Built as a private residence in 1827 this building first became a village inn in 1845. In those early days it was named the Five Ringers after the bell-ringers who slaked their thirst here after tolling the bells in All Saints church opposite – a happy tradition that continues to this day. Many years later the inn was re-named The Parson Woodforde after the 18th century diarist and Parson in the Parish of Weston Longville.
James Woodforde was born in Somerset, where he retained close links throughout his life. He studied in Oxford before obtaining college living here in 1774.
His life would be considered unremarkable but for one thing: for nearly 45 years he kept a diary, with almost daily entries detailing the life and times of this wonderful parish.
The diary gives a unique insight into life in rural 18th C England. He is renowned for his good works but also for his legendary capacity for food… all washed down with copious amounts of ale, claret and port!
We have copies of all the Parson’s diaries in the bar for our guests to read.
These gargantuan feasts were always taken in the company of friends and in a generous spirit. We are sure that if the Parson were alive today, he and his friends would enjoy the convivial atmosphere and fine fare of his local hostelry. They would certainly keep our Chefs, Bar staff and suppliers busy!
To find out more about Parson James Woodforde please visit the Parson Woodforde Society website
The World War Two years
The village of Weston Longville and surrounding areas played a significant role during WW2. At The Parson Woodforde we have dedicated an area of our bar to the memory of the British and American Airmen who served here.
Attlebridge was an early wartime station, laid out for use in August 1942 by No 2 Group RAF light bombers. The base was assigned to the United States Army Air Force in September 1942.
The remains of Attlebridge Airfield near Weston Longville are still to be found. Between March 1944 and July 1945 it was home to the USAAF 466th Bombardment Group. Today, amid green fields and woodland, three runways and some buildings are still used for commercial purposes.
The base was in fact closer to Weston Longville than to Attlebridge but the RAF were faced with a dilemma — there were already three stations beginning with the name Weston.

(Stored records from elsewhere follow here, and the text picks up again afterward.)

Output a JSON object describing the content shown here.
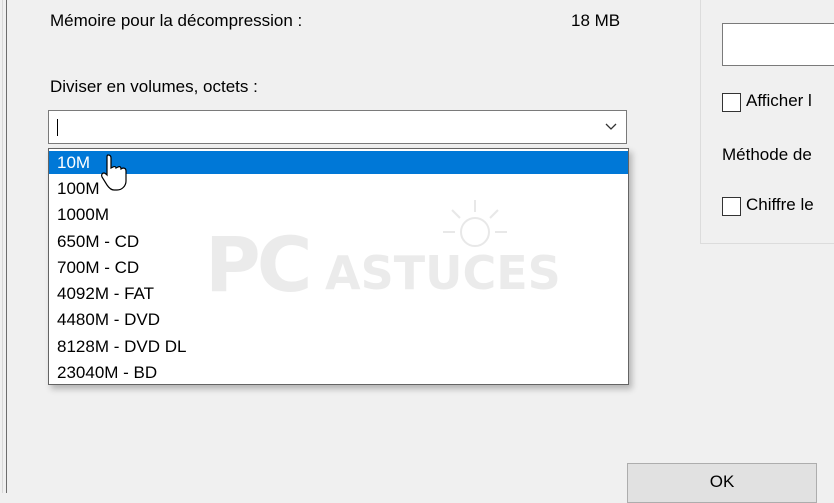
{
  "dialog": {
    "memory_label": "Mémoire pour la décompression :",
    "memory_value": "18 MB",
    "split_label": "Diviser en volumes, octets :",
    "split_combo": {
      "value": "",
      "options": [
        "10M",
        "100M",
        "1000M",
        "650M - CD",
        "700M - CD",
        "4092M - FAT",
        "4480M - DVD",
        "8128M - DVD DL",
        "23040M - BD"
      ],
      "highlighted": "10M"
    },
    "right_panel": {
      "show_label": "Afficher l",
      "method_label": "Méthode de",
      "encrypt_label": "Chiffre le"
    },
    "ok_label": "OK"
  },
  "watermark": {
    "part1": "PC",
    "part2": "ASTUCES"
  },
  "colors": {
    "selection": "#0078d7",
    "background": "#f0f0f0"
  }
}
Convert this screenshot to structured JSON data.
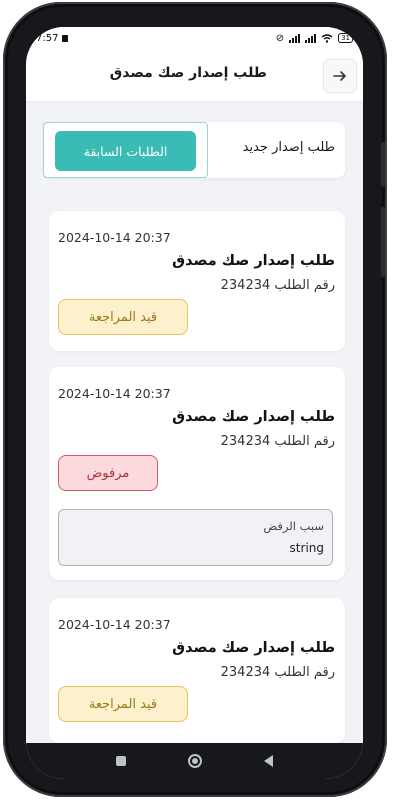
{
  "status_bar": {
    "time": "7:57",
    "battery": "31"
  },
  "header": {
    "title": "طلب إصدار صك مصدق",
    "back_icon": "arrow-right-icon"
  },
  "tabs": {
    "new_request": "طلب إصدار جديد",
    "previous_requests": "الطلبات السابقة"
  },
  "requests": [
    {
      "date": "2024-10-14 20:37",
      "title": "طلب إصدار صك مصدق",
      "order_number": "رقم الطلب 234234",
      "status": "قيد المراجعة"
    },
    {
      "date": "2024-10-14 20:37",
      "title": "طلب إصدار صك مصدق",
      "order_number": "رقم الطلب 234234",
      "status": "مرفوض",
      "reason_label": "سبب الرفض",
      "reason_value": "string"
    },
    {
      "date": "2024-10-14 20:37",
      "title": "طلب إصدار صك مصدق",
      "order_number": "رقم الطلب 234234",
      "status": "قيد المراجعة"
    }
  ],
  "colors": {
    "accent": "#3bbbb6",
    "review_bg": "#fdf1cd",
    "review_border": "#e9c25a",
    "reject_bg": "#fbd9dd",
    "reject_border": "#d55a68"
  }
}
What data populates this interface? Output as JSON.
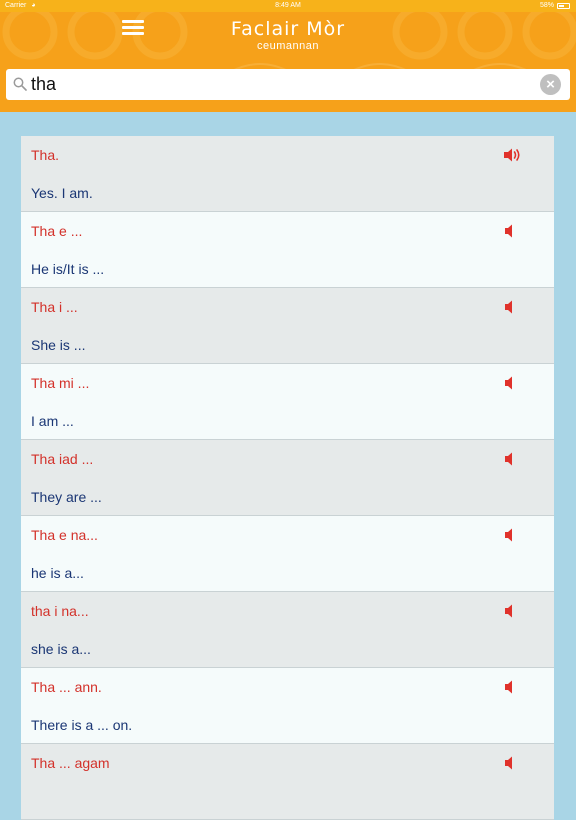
{
  "status_bar": {
    "carrier": "Carrier",
    "time": "8:49 AM",
    "battery": "58%",
    "battery_level": 0.58
  },
  "header": {
    "title": "Faclair Mòr",
    "subtitle": "ceumannan",
    "background_color": "#f6a11a"
  },
  "search": {
    "value": "tha",
    "clear_icon": "×"
  },
  "results": [
    {
      "gaelic": "Tha.",
      "english": "Yes. I am.",
      "audio_playing": true
    },
    {
      "gaelic": "Tha e ...",
      "english": "He is/It is ...",
      "audio_playing": false
    },
    {
      "gaelic": "Tha i ...",
      "english": "She is ...",
      "audio_playing": false
    },
    {
      "gaelic": "Tha mi ...",
      "english": "I am ...",
      "audio_playing": false
    },
    {
      "gaelic": "Tha iad ...",
      "english": "They are ...",
      "audio_playing": false
    },
    {
      "gaelic": "Tha e na...",
      "english": "he is a...",
      "audio_playing": false
    },
    {
      "gaelic": "tha i na...",
      "english": "she is a...",
      "audio_playing": false
    },
    {
      "gaelic": "Tha ... ann.",
      "english": "There is a ... on.",
      "audio_playing": false
    },
    {
      "gaelic": "Tha ... agam",
      "english": "",
      "audio_playing": false
    }
  ],
  "colors": {
    "gaelic_text": "#d3312a",
    "english_text": "#1a3674",
    "background": "#a9d5e6",
    "speaker": "#e0322b"
  },
  "icons": {
    "menu": "hamburger-menu-icon",
    "search": "magnifier-icon",
    "clear": "clear-circle-icon",
    "speaker": "speaker-icon"
  }
}
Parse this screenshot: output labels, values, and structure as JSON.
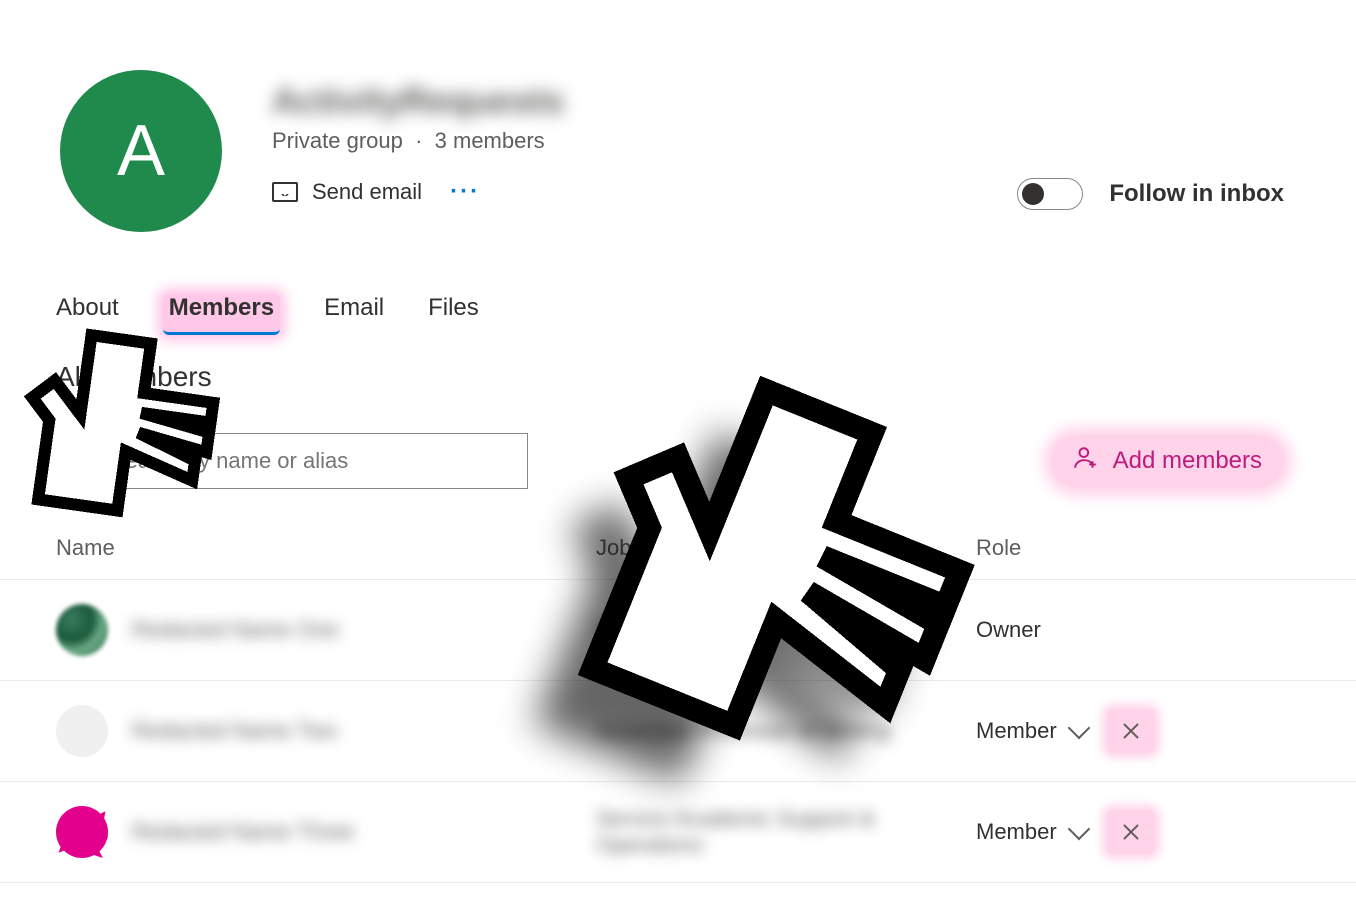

This was resolved by adopting the name of the nearest village with a railway station, Attlebridge.
Come and see us soon and experience the best that Norfolk has to offer today in a traditional country inn steeped in history.